Dead to Rights: Reckoning
Not again. Why does Namco actually bother releasing more spin-offs and sequels of a series no-one really likes anyway? Anyway: enter Dead to Rights: Reckoning, Namco’s contribution to the steadily growing onslaught of PS2-to-PSP games that bring nothing new and don’t even live up to their originals. But what if the original wasn’t too good to begin with?
Then you’re in trouble. Dead to Rights: Reckoning just brings the mindless shooting action of Dead to Rights II to Sony’s PlayStation Portable. If you’re into such a thing, you might just get a bit of fun out of this title, but most gamers won’t find anything they like.
For one, Reckoning makes use of an utterly broken camera system. In theory, you just lock on to your opponent and start blasting away. In practice however, you’re often just blindly shooting at things you’re locked onto -be it an enemy, a car, a barrel or even a switch- since the camera rarely gives you a good a view of the action. It just can’t keep up with the fast-paced nature of the game.
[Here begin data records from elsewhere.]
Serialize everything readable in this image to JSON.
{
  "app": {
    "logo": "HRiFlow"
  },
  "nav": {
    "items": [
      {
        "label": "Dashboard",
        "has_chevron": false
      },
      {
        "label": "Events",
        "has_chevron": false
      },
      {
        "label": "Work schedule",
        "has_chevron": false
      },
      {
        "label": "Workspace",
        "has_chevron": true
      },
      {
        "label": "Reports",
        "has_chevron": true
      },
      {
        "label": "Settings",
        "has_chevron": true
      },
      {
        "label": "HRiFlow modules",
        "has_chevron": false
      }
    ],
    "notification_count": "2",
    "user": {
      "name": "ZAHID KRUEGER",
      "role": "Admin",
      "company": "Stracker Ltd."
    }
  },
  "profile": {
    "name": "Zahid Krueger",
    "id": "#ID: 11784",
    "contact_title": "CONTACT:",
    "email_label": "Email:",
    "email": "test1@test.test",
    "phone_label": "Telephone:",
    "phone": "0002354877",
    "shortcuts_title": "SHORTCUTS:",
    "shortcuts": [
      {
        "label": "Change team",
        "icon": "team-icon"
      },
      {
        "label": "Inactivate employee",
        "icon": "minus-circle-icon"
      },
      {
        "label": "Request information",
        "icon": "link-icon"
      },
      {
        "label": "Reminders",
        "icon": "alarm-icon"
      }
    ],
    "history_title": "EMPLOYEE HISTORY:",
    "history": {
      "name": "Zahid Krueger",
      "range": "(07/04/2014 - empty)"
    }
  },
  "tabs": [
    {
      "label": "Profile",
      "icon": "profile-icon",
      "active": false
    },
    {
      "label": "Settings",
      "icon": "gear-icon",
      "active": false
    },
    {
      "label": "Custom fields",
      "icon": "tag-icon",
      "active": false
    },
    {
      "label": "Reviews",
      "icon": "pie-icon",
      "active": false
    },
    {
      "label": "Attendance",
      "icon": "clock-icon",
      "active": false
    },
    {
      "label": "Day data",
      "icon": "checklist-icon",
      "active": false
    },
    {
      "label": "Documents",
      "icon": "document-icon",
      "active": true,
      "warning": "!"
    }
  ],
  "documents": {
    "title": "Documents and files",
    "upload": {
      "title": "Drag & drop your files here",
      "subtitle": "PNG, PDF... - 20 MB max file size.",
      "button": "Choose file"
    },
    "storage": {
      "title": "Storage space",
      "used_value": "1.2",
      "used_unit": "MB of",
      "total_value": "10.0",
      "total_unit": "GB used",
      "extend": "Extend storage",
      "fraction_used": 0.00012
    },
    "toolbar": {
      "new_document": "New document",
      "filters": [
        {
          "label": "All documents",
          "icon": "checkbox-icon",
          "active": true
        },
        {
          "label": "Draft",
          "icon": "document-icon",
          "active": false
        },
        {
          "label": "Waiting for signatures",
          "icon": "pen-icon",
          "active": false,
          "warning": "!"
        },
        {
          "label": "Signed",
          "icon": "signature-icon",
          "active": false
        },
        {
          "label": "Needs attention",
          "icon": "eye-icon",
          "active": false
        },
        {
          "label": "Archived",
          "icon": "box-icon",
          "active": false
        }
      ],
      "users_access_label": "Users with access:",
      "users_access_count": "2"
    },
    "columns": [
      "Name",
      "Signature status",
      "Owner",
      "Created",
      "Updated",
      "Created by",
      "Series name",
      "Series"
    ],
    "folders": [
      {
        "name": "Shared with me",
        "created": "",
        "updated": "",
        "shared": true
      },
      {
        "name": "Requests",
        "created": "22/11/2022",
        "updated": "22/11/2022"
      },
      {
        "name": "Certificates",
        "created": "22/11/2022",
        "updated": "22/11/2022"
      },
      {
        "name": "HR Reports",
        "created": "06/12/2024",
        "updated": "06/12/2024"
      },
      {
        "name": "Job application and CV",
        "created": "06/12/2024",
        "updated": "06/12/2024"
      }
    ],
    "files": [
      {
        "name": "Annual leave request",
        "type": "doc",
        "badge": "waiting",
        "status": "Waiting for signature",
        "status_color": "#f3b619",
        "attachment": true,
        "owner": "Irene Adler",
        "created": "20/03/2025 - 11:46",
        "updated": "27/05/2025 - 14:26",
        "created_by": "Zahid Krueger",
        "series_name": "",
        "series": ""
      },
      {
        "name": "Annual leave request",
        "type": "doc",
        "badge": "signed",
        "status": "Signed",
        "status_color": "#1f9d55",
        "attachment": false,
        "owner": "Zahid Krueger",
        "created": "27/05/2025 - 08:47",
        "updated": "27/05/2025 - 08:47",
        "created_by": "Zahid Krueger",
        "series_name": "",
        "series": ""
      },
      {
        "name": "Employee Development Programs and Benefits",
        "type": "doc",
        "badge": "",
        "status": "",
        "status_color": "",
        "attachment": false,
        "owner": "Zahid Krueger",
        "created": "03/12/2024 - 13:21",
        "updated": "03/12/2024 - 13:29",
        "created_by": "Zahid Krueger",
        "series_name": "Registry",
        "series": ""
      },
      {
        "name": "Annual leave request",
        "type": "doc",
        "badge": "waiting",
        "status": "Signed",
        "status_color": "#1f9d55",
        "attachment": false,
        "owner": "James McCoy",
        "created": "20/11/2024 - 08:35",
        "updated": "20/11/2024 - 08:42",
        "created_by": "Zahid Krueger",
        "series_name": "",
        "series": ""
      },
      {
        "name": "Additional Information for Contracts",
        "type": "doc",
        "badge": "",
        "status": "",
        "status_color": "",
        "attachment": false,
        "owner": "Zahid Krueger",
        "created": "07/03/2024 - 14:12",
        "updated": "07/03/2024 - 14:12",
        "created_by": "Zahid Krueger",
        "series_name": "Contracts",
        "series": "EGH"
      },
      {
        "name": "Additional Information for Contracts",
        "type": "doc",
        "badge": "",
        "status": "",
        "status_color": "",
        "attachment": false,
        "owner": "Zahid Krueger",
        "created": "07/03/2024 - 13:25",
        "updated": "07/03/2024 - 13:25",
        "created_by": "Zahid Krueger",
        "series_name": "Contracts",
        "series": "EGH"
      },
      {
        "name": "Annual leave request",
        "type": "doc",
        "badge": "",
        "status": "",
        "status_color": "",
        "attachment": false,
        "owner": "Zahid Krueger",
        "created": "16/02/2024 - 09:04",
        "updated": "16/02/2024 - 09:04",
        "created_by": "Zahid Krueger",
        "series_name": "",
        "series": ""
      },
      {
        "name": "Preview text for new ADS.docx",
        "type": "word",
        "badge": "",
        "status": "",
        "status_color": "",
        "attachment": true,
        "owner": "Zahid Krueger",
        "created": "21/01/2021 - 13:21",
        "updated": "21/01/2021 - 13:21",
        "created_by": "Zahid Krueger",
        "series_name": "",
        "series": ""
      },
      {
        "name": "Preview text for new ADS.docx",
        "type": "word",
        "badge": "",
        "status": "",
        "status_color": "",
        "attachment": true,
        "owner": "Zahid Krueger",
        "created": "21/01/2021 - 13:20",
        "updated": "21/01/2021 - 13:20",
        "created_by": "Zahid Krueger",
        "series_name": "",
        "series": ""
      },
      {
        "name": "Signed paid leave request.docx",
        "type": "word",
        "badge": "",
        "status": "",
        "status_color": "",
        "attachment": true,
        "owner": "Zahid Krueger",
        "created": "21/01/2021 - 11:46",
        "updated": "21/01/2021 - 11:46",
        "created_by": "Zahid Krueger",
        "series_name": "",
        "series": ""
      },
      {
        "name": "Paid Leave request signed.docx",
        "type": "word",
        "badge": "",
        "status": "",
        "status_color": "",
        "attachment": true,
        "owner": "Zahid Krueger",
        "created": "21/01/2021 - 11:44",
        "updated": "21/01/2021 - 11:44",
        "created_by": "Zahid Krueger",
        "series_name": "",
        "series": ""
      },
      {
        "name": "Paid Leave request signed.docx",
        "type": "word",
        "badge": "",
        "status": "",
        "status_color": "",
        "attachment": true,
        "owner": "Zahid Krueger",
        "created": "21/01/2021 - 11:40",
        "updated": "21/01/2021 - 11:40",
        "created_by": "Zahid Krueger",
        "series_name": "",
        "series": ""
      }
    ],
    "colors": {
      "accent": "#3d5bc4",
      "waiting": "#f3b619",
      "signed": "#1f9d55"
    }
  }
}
All of the gameplay mechanics from the original survived the transition though: shootdodges, lots of guns, violent disarming moves, dog attacks etc. Unfortunately those things can’t make up for the game’s biggest flaw: the fact it’s just so boring. Unlike the original, shooting just isn’t fun in Dead to Rights: Reckoning. The enemy is devoid of any form of intelligence: they just run at you and try to kill you. The only challenge lies in their sheer numbers and your underpowered weapons. It takes about half a SMG clip to gun down a numbskull who’s walking around in his bare chest (though, according to the game, he’s wearing body armour).
Presentation-wise, this one of the worst games I’ve seen on the PSP. The “story” is something about a girl being threatened, you walking into a trap and going after the kidnapper, yeda yeda yeda… Namco didn’t even bother to add a voice-over to read the lines. In fact, there is no voice-acting whatsoever in the game. The only things you’ll hear are the lousy music and mediocre gun noise.
The models are adequately detailed, but nothing more. Though the levels look ok, they are by no means new. Even though DtR:R follows a different storyline, some levels were simply copied from Dead to Rights II (the train station for example); another fine example of how much effort was put in this game. The animations of the enemies are unrealistic, ludicrous even.
As if all of this wasn’t enough, the game is extremely short. In around 3 hours, I completed the game on normal difficulty. This unlocks some stuff, but I didn’t even bother to watch them. I hope you won’t mind. Furthermore, the game includes a demented Ad Hoc multiplayer mode that offers no fun at all.
Summings things up, I can only say you shouldn’t buy Dead to Rights: Reckoning. The gameplay, camera and sound are all broken and the game is way too short (which might be a good thing, come to think of it). If you’re looking for a solid action title, look elsewhere.